Sometimes there is pushback from communities when they hear the word “group home,” but that comes from a lack of understanding, said Kelly. “Once they meet the residents, they realize they are not criminals or going to lower their property values. They are responsible, and we have one to two in-home support staff at all times with them.”

Support staff are fingerprinted and drug-tested. They are trained in CPR and medication dispensing and in preventing abuse and neglect. They get trained in safe driving techniques, as they take clients grocery shopping, to doctor’s appointments and on activities. They are also trained in “gentle teaching,” a non-intrusive way of interaction. “We want our clients to feel safe and loved,” said D’Orazio.

If there is one problem that D’Orazio wished she could fix, it would be raising the salaries of support staff. “The problem is in the state budget,” she said.

On Sept. 7, the Department of Human Services was given an additional $36 million to support higher wages for community providers of developmentally disability services, but that results in just a 25-cent an hour raise, bringing the wage to $11.50, said D’Orazio. “It’s a minimum wage salary for a job that is not a minimum wage job,” she said.

So employee turnover is a problem, but once someone works with a group home for a few months, they get attached to the people and stay, she added.

All nonprofits need to raise money.

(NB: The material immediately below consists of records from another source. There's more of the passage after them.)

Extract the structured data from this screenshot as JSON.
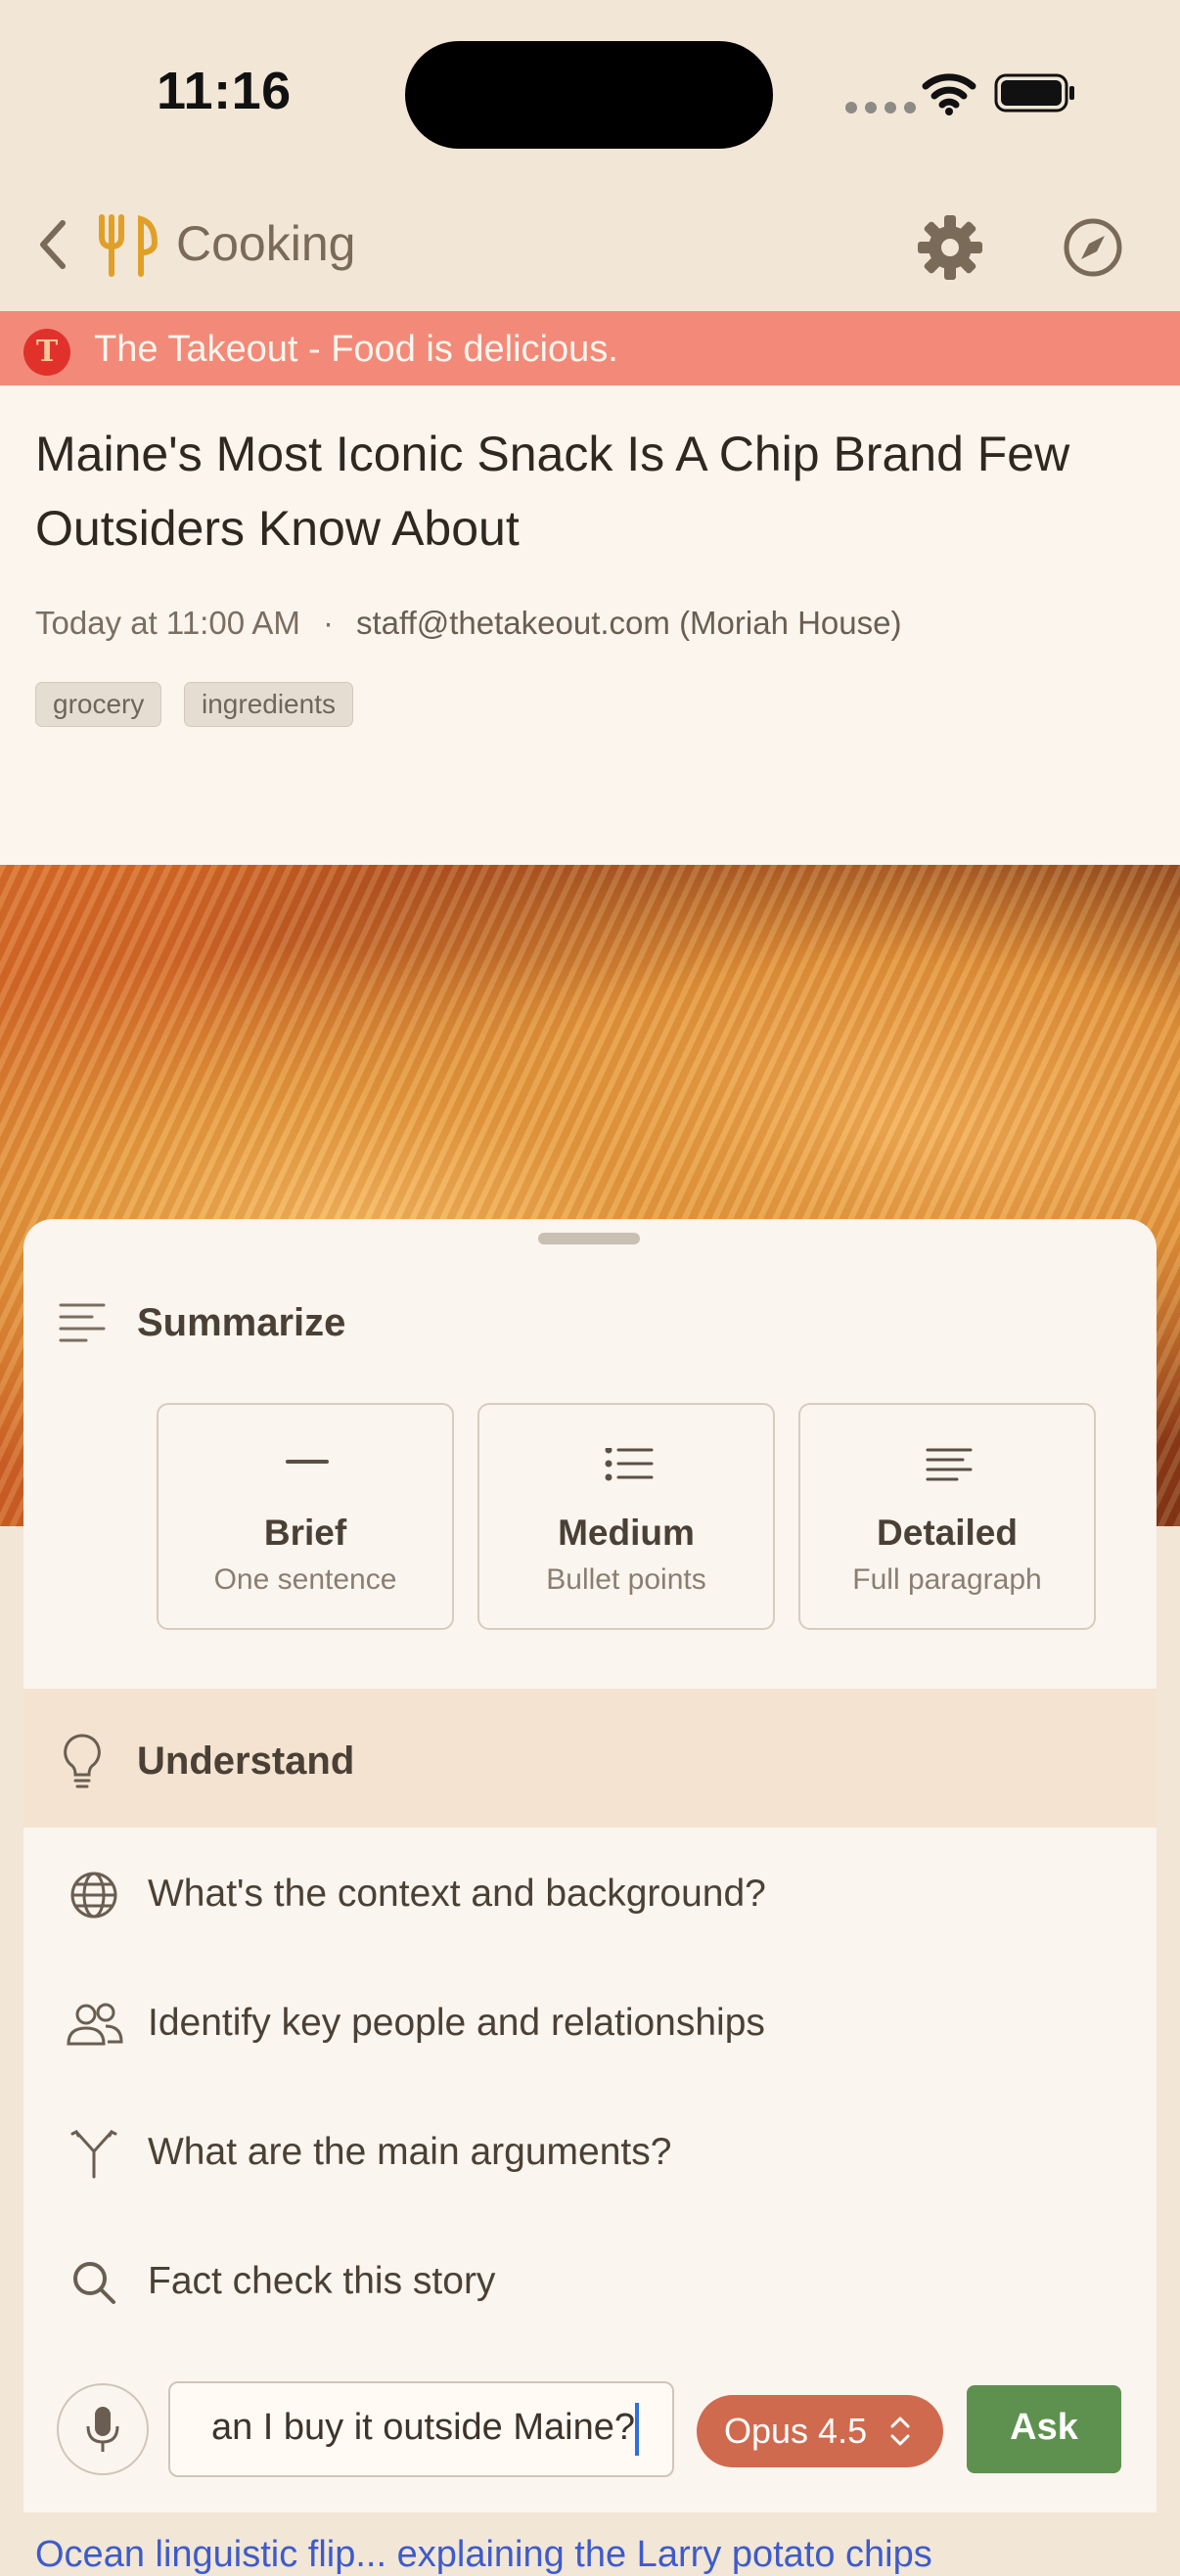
{
  "status_bar": {
    "time": "11:16"
  },
  "nav": {
    "back_label": "",
    "title": "Cooking"
  },
  "source": {
    "badge": "T",
    "name": "The Takeout - Food is delicious."
  },
  "article": {
    "title": "Maine's Most Iconic Snack Is A Chip Brand Few Outsiders Know About",
    "date": "Today at 11:00 AM",
    "separator": "·",
    "author": "staff@thetakeout.com (Moriah House)",
    "tags": [
      "grocery",
      "ingredients"
    ]
  },
  "summarize": {
    "title": "Summarize",
    "options": [
      {
        "title": "Brief",
        "subtitle": "One sentence",
        "icon": "dash-icon"
      },
      {
        "title": "Medium",
        "subtitle": "Bullet points",
        "icon": "list-icon"
      },
      {
        "title": "Detailed",
        "subtitle": "Full paragraph",
        "icon": "paragraph-icon"
      }
    ]
  },
  "understand": {
    "title": "Understand",
    "items": [
      {
        "label": "What's the context and background?",
        "icon": "globe-icon"
      },
      {
        "label": "Identify key people and relationships",
        "icon": "people-icon"
      },
      {
        "label": "What are the main arguments?",
        "icon": "fork-icon"
      },
      {
        "label": "Fact check this story",
        "icon": "search-icon"
      }
    ]
  },
  "ask_bar": {
    "input_value": "an I buy it outside Maine?",
    "model": "Opus 4.5",
    "ask_label": "Ask"
  },
  "footer": {
    "link_text": "Ocean linguistic flip... explaining the Larry potato chips"
  },
  "colors": {
    "banner": "#f38a79",
    "accent": "#d06a4e",
    "ask": "#5e9150"
  }
}
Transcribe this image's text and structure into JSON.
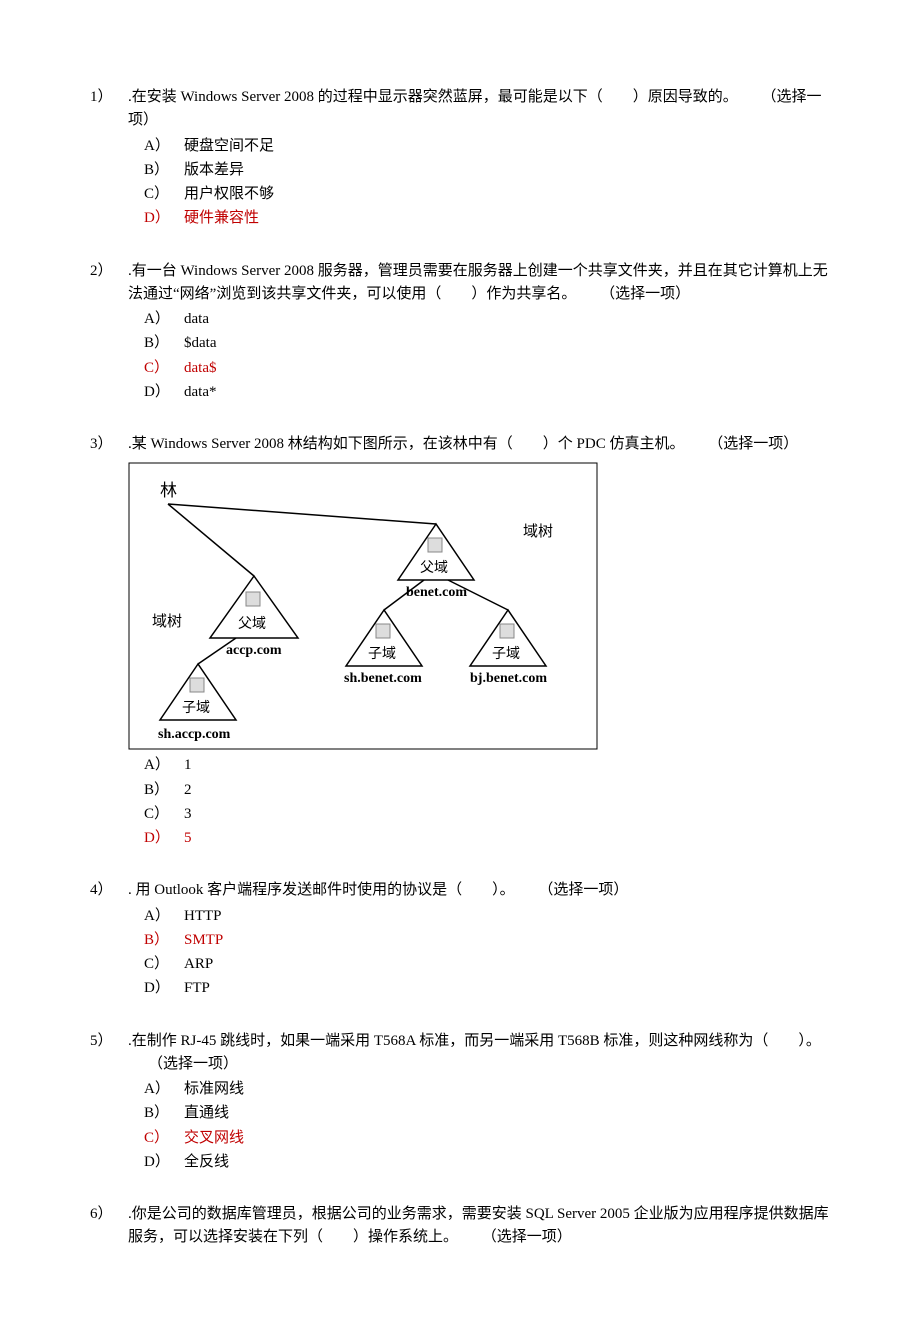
{
  "questions": [
    {
      "num": "1）",
      "text": ".在安装 Windows Server 2008 的过程中显示器突然蓝屏，最可能是以下（　　）原因导致的。",
      "hint": "（选择一项）",
      "options": [
        {
          "label": "A）",
          "text": "硬盘空间不足",
          "correct": false
        },
        {
          "label": "B）",
          "text": "版本差异",
          "correct": false
        },
        {
          "label": "C）",
          "text": "用户权限不够",
          "correct": false
        },
        {
          "label": "D）",
          "text": "硬件兼容性",
          "correct": true
        }
      ]
    },
    {
      "num": "2）",
      "text": ".有一台 Windows Server 2008 服务器，管理员需要在服务器上创建一个共享文件夹，并且在其它计算机上无法通过“网络”浏览到该共享文件夹，可以使用（　　）作为共享名。",
      "hint": "（选择一项）",
      "options": [
        {
          "label": "A）",
          "text": "data",
          "correct": false
        },
        {
          "label": "B）",
          "text": "$data",
          "correct": false
        },
        {
          "label": "C）",
          "text": "data$",
          "correct": true
        },
        {
          "label": "D）",
          "text": "data*",
          "correct": false
        }
      ]
    },
    {
      "num": "3）",
      "text": ".某 Windows Server 2008 林结构如下图所示，在该林中有（　　）个 PDC 仿真主机。",
      "hint": "（选择一项）",
      "diagram": {
        "labels": {
          "forest": "林",
          "tree_left": "域树",
          "tree_right": "域树",
          "parent_left": "父域",
          "parent_right": "父域",
          "child": "子域",
          "accp": "accp.com",
          "sh_accp": "sh.accp.com",
          "benet": "benet.com",
          "sh_benet": "sh.benet.com",
          "bj_benet": "bj.benet.com"
        }
      },
      "options": [
        {
          "label": "A）",
          "text": "1",
          "correct": false
        },
        {
          "label": "B）",
          "text": "2",
          "correct": false
        },
        {
          "label": "C）",
          "text": "3",
          "correct": false
        },
        {
          "label": "D）",
          "text": "5",
          "correct": true
        }
      ]
    },
    {
      "num": "4）",
      "text": ". 用 Outlook 客户端程序发送邮件时使用的协议是（　　）。",
      "hint": "（选择一项）",
      "options": [
        {
          "label": "A）",
          "text": "HTTP",
          "correct": false
        },
        {
          "label": "B）",
          "text": "SMTP",
          "correct": true
        },
        {
          "label": "C）",
          "text": "ARP",
          "correct": false
        },
        {
          "label": "D）",
          "text": "FTP",
          "correct": false
        }
      ]
    },
    {
      "num": "5）",
      "text": ".在制作 RJ-45 跳线时，如果一端采用 T568A 标准，而另一端采用 T568B 标准，则这种网线称为（　　）。",
      "hint": "（选择一项）",
      "options": [
        {
          "label": "A）",
          "text": "标准网线",
          "correct": false
        },
        {
          "label": "B）",
          "text": "直通线",
          "correct": false
        },
        {
          "label": "C）",
          "text": "交叉网线",
          "correct": true
        },
        {
          "label": "D）",
          "text": "全反线",
          "correct": false
        }
      ]
    },
    {
      "num": "6）",
      "text": ".你是公司的数据库管理员，根据公司的业务需求，需要安装 SQL Server 2005 企业版为应用程序提供数据库服务，可以选择安装在下列（　　）操作系统上。",
      "hint": "（选择一项）",
      "options": []
    }
  ]
}
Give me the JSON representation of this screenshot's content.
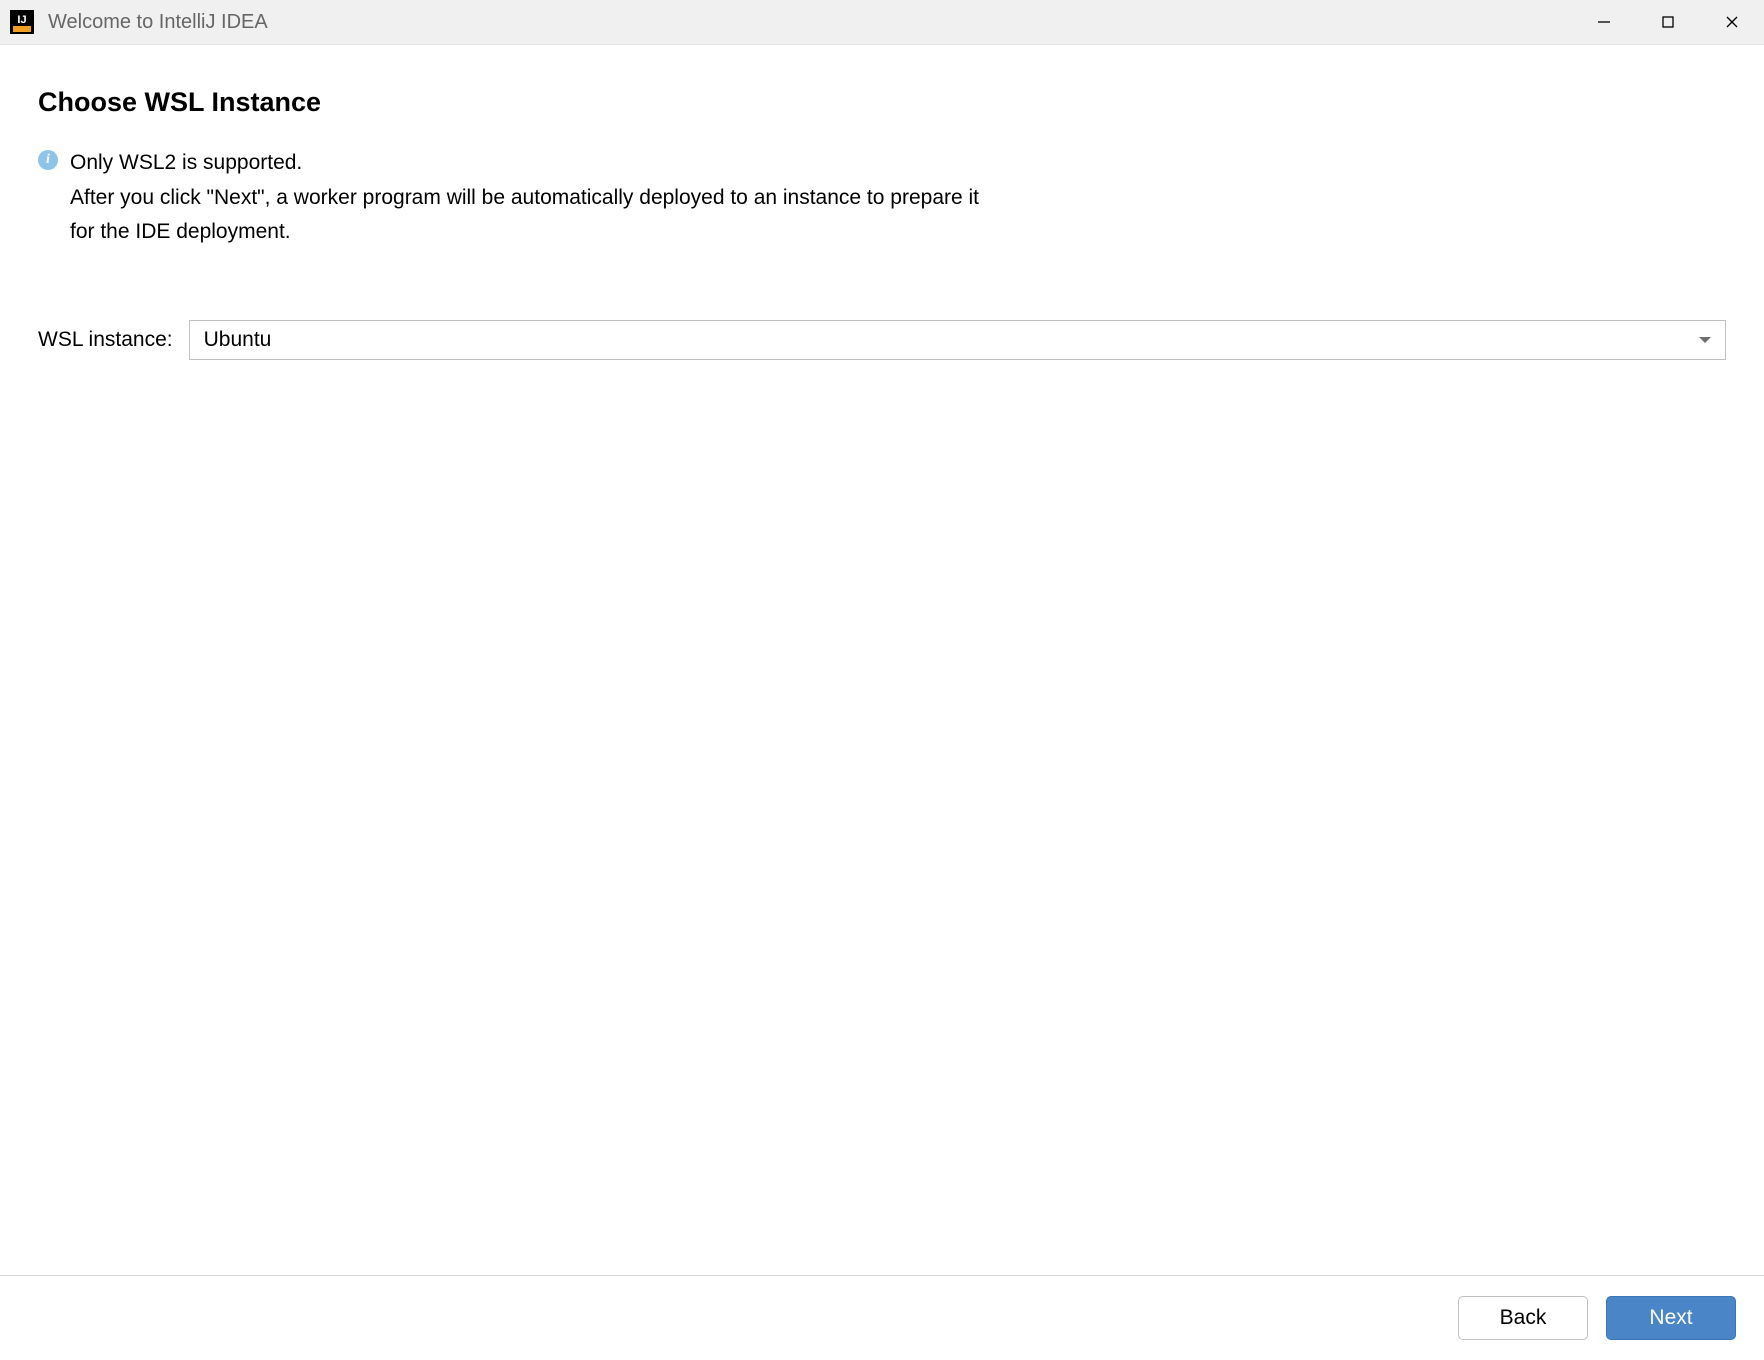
{
  "window": {
    "title": "Welcome to IntelliJ IDEA",
    "app_icon_text": "IJ"
  },
  "main": {
    "heading": "Choose WSL Instance",
    "info_line1": "Only WSL2 is supported.",
    "info_line2": "After you click \"Next\", a worker program will be automatically deployed to an instance to prepare it for the IDE deployment."
  },
  "form": {
    "wsl_instance_label": "WSL instance:",
    "wsl_instance_selected": "Ubuntu"
  },
  "footer": {
    "back_label": "Back",
    "next_label": "Next"
  }
}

Community Options has two big fundraisers on the calendar: a Designer Bag Gift Auction on Dec. 6, at the Lacey Community Town Hall and a Cupid’s Chase 5K in Seaside Heights on Feb. 8. For more information, go to Funds raised go toward providing additional fun activities such as attending ballgames and to add or replace furnishings in the group homes.

The need is great for more group home start-ups. “The state was focused on depopulating the institutions, but now they are looking at the waiting list that is currently eight years out (someone wanting a placement may have to wait eight years for one). There are parents worried about the long-term care of their adult children as they themselves get older,” said D’Orazio.

“The cases where a parent dies and an adult child is homeless gets priority,” said Kelly.

“It’s a story of real need,” D’Orazio added.

— Pat Johnson

Comments (0)
If you wish to comment, please login.